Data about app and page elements
=== Begin Enclosure ===

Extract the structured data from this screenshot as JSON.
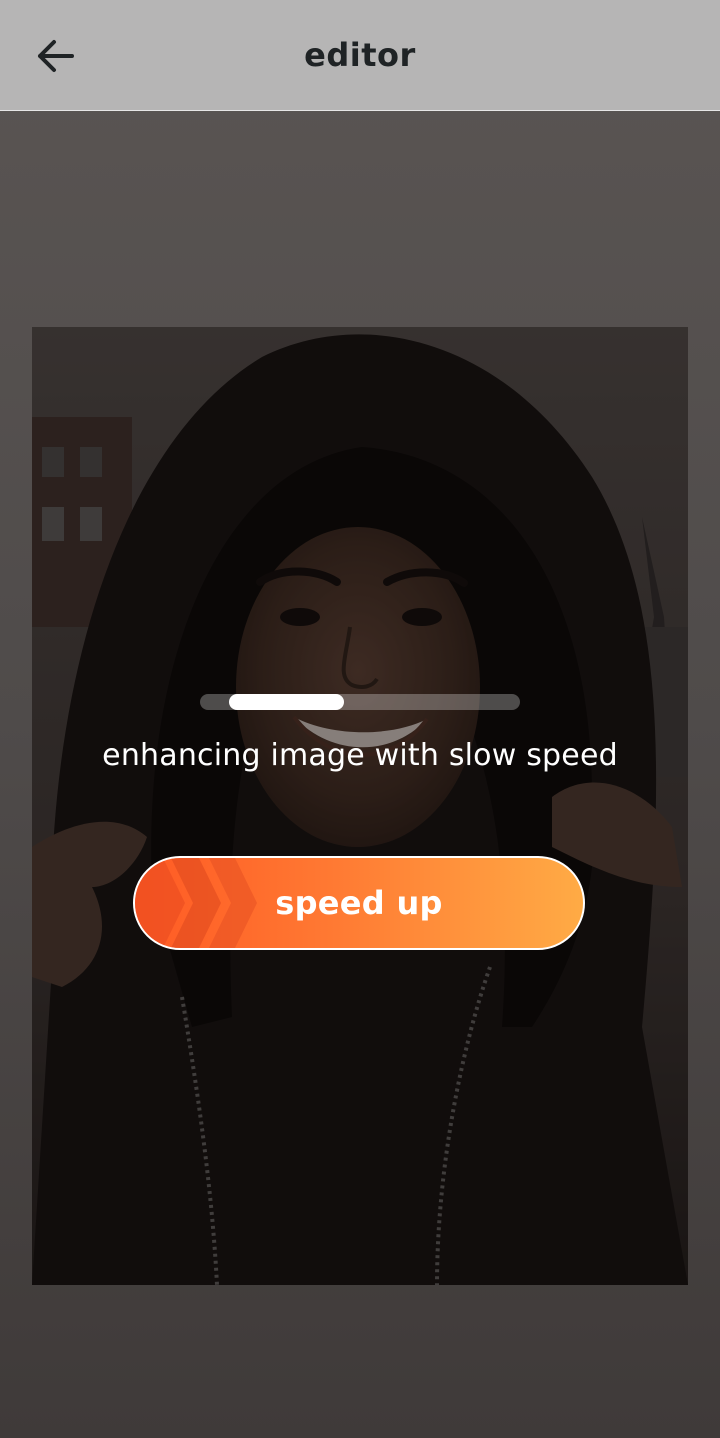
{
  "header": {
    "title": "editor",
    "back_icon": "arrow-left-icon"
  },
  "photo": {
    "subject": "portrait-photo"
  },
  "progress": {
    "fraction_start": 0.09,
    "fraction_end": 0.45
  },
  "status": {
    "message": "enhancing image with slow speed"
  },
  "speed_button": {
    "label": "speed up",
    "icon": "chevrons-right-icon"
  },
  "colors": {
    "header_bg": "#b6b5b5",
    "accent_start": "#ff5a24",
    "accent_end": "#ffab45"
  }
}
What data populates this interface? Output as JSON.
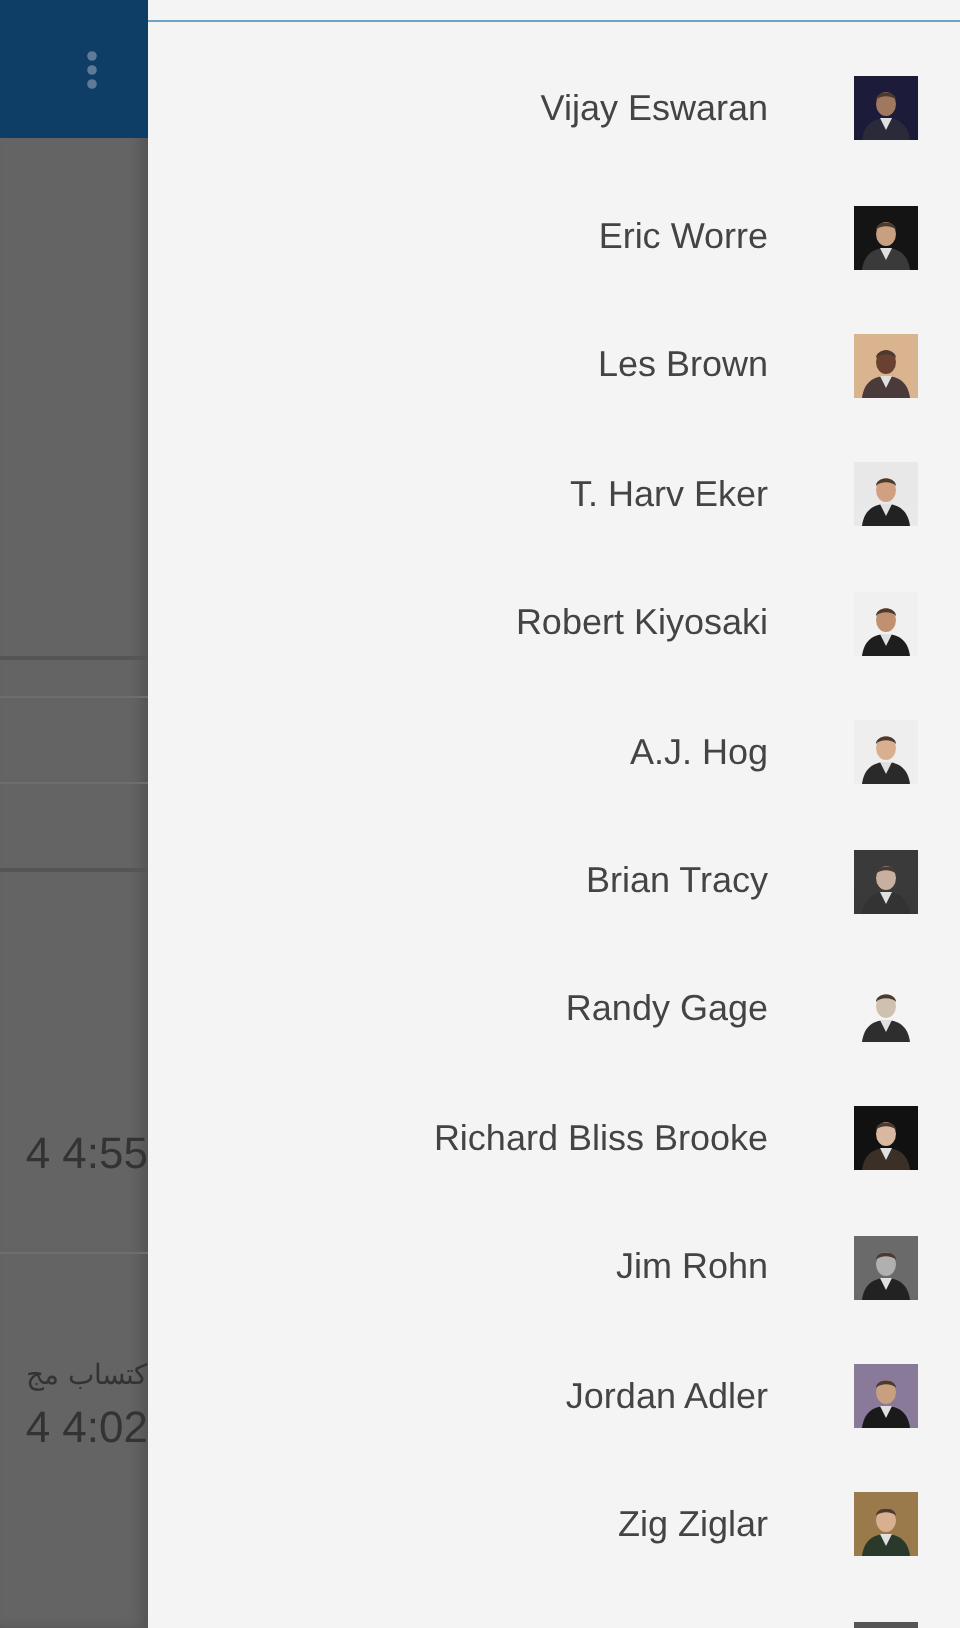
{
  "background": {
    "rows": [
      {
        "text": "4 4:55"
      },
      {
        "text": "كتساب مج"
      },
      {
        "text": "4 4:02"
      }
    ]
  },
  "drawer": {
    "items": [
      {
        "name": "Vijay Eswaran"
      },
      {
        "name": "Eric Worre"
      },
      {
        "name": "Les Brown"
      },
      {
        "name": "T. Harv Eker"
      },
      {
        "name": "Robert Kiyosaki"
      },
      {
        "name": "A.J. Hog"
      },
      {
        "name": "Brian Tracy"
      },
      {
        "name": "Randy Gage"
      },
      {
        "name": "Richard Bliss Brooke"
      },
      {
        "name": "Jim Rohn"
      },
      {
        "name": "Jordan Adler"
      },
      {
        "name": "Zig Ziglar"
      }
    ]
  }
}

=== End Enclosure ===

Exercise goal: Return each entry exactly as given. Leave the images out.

Response:
Extract the structured data from this screenshot as JSON.
{
  "header": {
    "title": "editor",
    "back_icon": "arrow-left-icon"
  },
  "photo": {
    "subject": "portrait-photo"
  },
  "progress": {
    "fraction_start": 0.09,
    "fraction_end": 0.45
  },
  "status": {
    "message": "enhancing image with slow speed"
  },
  "speed_button": {
    "label": "speed up",
    "icon": "chevrons-right-icon"
  },
  "colors": {
    "header_bg": "#b6b5b5",
    "accent_start": "#ff5a24",
    "accent_end": "#ffab45"
  }
}
What data populates this interface? Output as JSON.
{
  "background": {
    "rows": [
      {
        "text": "4 4:55"
      },
      {
        "text": "كتساب مج"
      },
      {
        "text": "4 4:02"
      }
    ]
  },
  "drawer": {
    "items": [
      {
        "name": "Vijay Eswaran"
      },
      {
        "name": "Eric Worre"
      },
      {
        "name": "Les Brown"
      },
      {
        "name": "T. Harv Eker"
      },
      {
        "name": "Robert Kiyosaki"
      },
      {
        "name": "A.J. Hog"
      },
      {
        "name": "Brian Tracy"
      },
      {
        "name": "Randy Gage"
      },
      {
        "name": "Richard Bliss Brooke"
      },
      {
        "name": "Jim Rohn"
      },
      {
        "name": "Jordan Adler"
      },
      {
        "name": "Zig Ziglar"
      }
    ]
  }
}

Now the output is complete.